Pentatonix proves they are more than a snappy cover band in their new, self-titled album “Pentatonix” (2015). Their greatly anticipated album dropped on iTunes Oct. 16 after a month of released singles and videos. This time around, the acappella group brings a fresh wave of pop-inspired tracks — a stray from the usual covers of popular songs and favorite Christmas tracks.
With original new songs like “Sing,” “Na Na Na” and “Water,” the famous five show us they have more up their sleeves than expected. Incorporating beat-boxing, clapping and various other styles, Pentatonix flows exceptionally well from one song to the next, bringing something new to the popular music scene.
While none of the songs seem to be too introspective, they still carry a fresh, creative feel that the quintet usually brings to covers of songs. And covers are still very prominent on the album — the current hit “Cheerleader” by OMI among them.
Many have criticized the group’s new look, claiming there is a defined front-man, Scott Hoying. After listening to the` album and many of the songs a few times through, I had trouble agreeing with this assertion. The group equally spreads their talent over the original tracks and adds a unique spin to the selected covers. Some of the songs can sound over-produced at times, leaving you overwhelmed by all that is happening on the record. However, this minor flaw does not stand out among the creatively inspired album.
Pentatonix has finally taken control of their creative abilities, dropped the gimick and brought us their first true album. They have finally taken the helm and released some of their own music — I expect to see even more from the quintet in the near future. The 17 song set-list will leave you begging for more and wanting to revisit this album countless times again.

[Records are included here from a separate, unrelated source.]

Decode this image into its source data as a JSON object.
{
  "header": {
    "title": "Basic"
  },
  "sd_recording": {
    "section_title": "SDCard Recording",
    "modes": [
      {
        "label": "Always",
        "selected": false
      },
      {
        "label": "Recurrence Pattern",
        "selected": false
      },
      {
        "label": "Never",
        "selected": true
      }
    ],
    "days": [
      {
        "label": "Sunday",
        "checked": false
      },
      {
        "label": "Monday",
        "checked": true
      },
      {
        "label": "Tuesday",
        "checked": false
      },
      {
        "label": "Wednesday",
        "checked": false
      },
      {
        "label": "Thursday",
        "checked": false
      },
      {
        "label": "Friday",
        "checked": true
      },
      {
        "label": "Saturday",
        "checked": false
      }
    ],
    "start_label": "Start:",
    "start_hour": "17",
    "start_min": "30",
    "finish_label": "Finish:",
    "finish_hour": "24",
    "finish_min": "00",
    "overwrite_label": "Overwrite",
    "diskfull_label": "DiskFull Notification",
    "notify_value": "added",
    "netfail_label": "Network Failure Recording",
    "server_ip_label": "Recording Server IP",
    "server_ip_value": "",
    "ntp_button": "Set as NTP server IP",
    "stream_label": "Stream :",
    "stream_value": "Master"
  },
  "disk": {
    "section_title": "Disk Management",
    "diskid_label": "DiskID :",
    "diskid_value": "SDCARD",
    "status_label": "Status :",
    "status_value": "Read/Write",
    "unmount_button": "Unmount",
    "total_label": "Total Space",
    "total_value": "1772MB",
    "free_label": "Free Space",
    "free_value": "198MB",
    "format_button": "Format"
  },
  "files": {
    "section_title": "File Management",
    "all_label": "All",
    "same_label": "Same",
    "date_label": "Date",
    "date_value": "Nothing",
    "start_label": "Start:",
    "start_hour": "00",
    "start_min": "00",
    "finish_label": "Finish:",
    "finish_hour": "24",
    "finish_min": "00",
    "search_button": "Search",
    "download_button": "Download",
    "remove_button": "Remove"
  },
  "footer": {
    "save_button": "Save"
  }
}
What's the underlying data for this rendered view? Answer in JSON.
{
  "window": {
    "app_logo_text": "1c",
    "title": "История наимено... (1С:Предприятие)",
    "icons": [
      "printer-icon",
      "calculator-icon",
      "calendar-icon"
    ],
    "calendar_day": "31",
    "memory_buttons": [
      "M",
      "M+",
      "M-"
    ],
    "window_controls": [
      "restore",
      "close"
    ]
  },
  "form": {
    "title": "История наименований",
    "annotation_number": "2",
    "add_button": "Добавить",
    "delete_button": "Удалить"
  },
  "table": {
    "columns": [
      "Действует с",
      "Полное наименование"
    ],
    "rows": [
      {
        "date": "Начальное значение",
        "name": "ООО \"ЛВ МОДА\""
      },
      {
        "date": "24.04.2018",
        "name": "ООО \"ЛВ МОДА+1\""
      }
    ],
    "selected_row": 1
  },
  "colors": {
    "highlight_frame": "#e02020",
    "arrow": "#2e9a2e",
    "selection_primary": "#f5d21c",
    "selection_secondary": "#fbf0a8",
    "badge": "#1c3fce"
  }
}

Zachary McIntyre is a sophomore film production major. This review reflects the opinion of the writer only.